- Task -
For the data below, report the number of lines that contain the string "SELL" and nothing else.

═════ Provided data ═════

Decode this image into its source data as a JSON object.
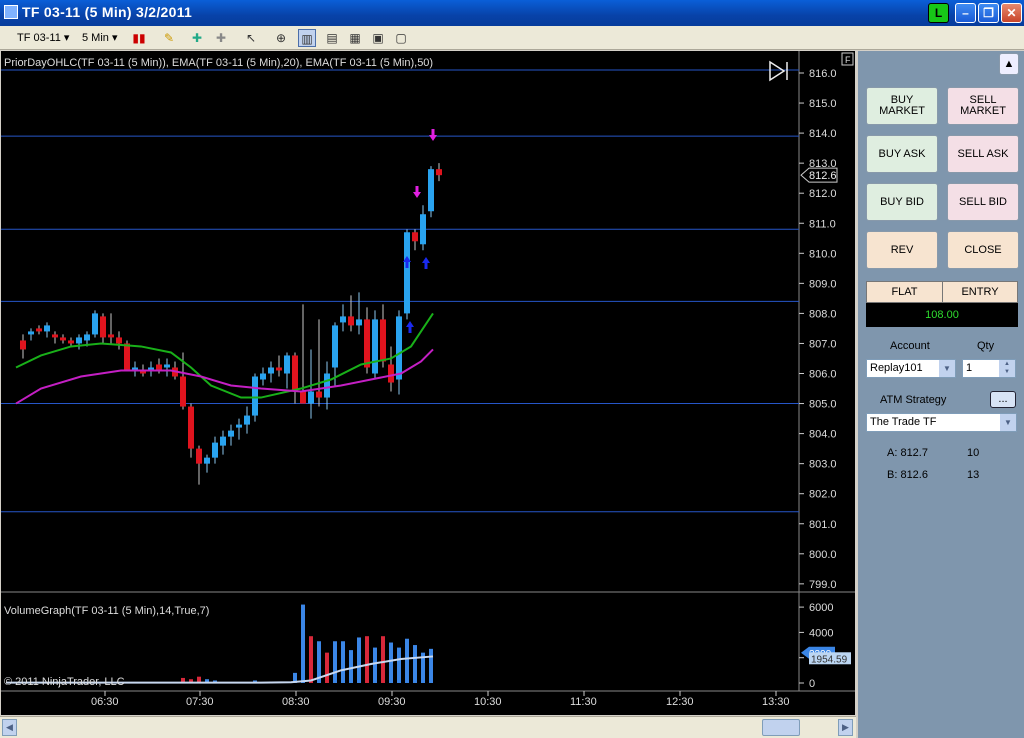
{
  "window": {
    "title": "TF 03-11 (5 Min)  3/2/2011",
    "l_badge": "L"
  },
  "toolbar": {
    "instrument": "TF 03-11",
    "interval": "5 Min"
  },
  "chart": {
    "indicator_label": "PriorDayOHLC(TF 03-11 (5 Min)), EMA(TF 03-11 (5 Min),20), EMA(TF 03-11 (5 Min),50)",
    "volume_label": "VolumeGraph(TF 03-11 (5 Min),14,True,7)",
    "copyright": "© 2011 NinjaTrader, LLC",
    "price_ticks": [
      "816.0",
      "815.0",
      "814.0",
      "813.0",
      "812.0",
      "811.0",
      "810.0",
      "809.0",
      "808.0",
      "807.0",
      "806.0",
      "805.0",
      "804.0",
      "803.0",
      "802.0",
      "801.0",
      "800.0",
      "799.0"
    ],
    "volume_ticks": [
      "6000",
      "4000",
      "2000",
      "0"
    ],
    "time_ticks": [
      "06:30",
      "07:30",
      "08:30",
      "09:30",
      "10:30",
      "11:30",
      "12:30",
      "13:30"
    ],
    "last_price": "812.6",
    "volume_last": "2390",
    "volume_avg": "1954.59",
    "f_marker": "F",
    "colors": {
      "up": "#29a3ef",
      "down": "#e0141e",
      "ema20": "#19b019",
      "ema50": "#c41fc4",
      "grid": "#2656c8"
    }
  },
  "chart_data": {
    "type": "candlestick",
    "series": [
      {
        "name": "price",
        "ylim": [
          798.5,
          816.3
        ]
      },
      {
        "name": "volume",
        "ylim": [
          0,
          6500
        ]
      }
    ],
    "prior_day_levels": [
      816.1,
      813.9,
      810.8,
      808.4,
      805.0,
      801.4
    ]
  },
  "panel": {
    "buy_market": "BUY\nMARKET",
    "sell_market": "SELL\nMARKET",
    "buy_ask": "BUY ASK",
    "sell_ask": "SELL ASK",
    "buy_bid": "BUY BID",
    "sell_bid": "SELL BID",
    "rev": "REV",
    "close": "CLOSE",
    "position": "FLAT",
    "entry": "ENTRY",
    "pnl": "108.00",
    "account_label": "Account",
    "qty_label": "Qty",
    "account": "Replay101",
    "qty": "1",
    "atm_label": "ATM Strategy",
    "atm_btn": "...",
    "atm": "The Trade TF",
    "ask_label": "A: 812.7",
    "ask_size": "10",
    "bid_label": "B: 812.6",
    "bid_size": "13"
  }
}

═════

- Task result -
3